Sleep quality

Trackers can detect interrupted sleep, letting you know when you’re tossing and turning or waking during the night.

Sleep phases

Some tracking systems track the phases of your sleep and time your alarm to go off during a period when you’re sleeping less deeply.

Environmental factors

Some devices record environmental factors like the amount of light or temperature in your bedroom.

Lifestyle factors

Some trackers prompt you to enter information about activities that can affect sleep, such as how much caffeine you’ve had, when you’ve eaten or whether your stress level is high.

  1. They don’t stress over one bad night of sleep

Experts agree that one night with a low sleep score isn’t the end of the world. As clinical psychologist and sleep specialist Shelby Harris, PsyD, DBSM, writes in her routine, “One of my big issues with how sleep is portrayed in our current culture is the idea of perfection, that you ‘need’ to get optimal sleep quality and duration every single night. But the reality is that this is not possible for most people.”

Everyone admits to the occasional bad bedtime habit. Drinking wine late at night, watching TV in bed, and scrolling on social media until the early hours of the morning are all things they do from time to time. This shows there’s no shame in straying from your sleep routine. It’s about progress, not perfection. 

  1. They take sleep supplements

Even those with the healthiest habits can use a little help in the sleep department every now and again. Sleep supplements featuring CBD have been shown to improve sleep duration and sleep quality.   

Circadian rhythm disorders, also known as sleep-wake cycle disorders, occur when the body’s internal clock, which dictates when you fall asleep and when you wake up, is misaligned with your environment. Circadian rhythm disorders can develop when there are changes in sleep habits, often due to travel or work, or as a by-product of a medical condition, ageing, or genetics.

CBD may improve both the quality and quantity of sleep by ensuring the body progresses through the normal stages of sleep and REM sleep without undue interruption, which would help people with circadian rhythm disorders. CBD’s action on cannabinoid receptors initiates a cascade of events that culminates in a more natural timing of sleep relative to the circadian rhythm of night and day.

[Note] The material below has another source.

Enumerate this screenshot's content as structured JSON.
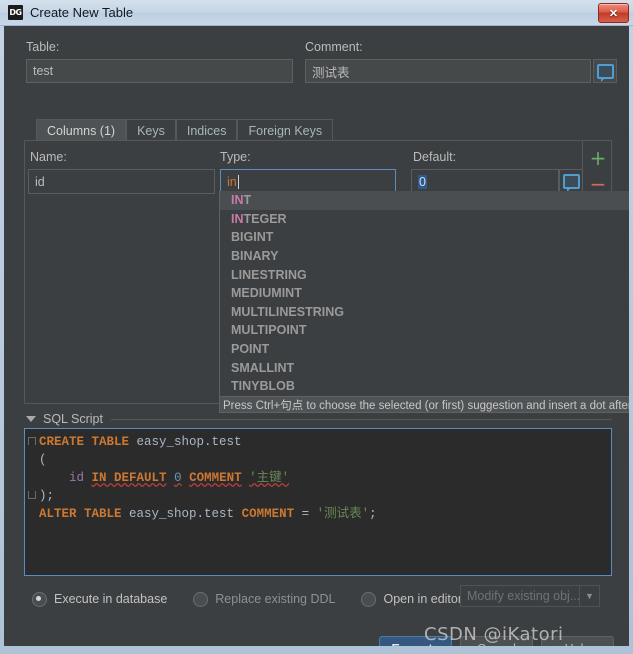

  1. They don’t eat too close to bedtime

Many experts correlate eating at night with better sleep. No matter your ideal bedtime, it is always good to aim to eat dinner at least three hours before lights out. This gives our bodies ample time to digest our final meal, improving sleep quality. It allows your body time to digest your food so you’re not up at night with an upset stomach, indigestion, or acid reflux. It helps you stay asleep.

Time-restricted eating can be a habit that many of us also share. Research has shown that time-restricted eating really is one of the best free tools we have to improve metabolism and gene health. Of course, eating early will not be possible every night, and on the occasion that you need to eat later, just be sure to choose foods that are easier to digest.

Some good night-time snacks include complex carbohydrates like whole grains, fruits or veggies, or a protein or small portion of fat. This snack will give you a little energy going into bedtime, keep you full all night and keep your blood sugar stable while you sleep. Don’t go to bed hungry.

  1. They take sleep seriously

“Sleep is truly the foundation on which healthy lifestyles and health itself rests,” highlights Wendy Troxel, Ph. D. While getting by on a few hours of rest used to be a badge of honour, these routines show that getting more sleep is really what’s worth the bragging rights. All experts agree – sleep is essential for success and sets the foundation for a fulfilling day.

Increased awareness of the importance of sleep and systemic action on sleep should be a priority. Taking sleep seriously and understanding the many ways sleep interacts with our lives can help us harness its potential as a powerful way to promote and protect good mental health for all.

Sleeping badly can have a negative effect on our mental health. Increased awareness of the importance of sleep, and systemic action on sleep, should be a priority. Sleep problems can be both a symptom of, and a contributor to, mental health problems. Treatment for sleep problems can help improve mental health.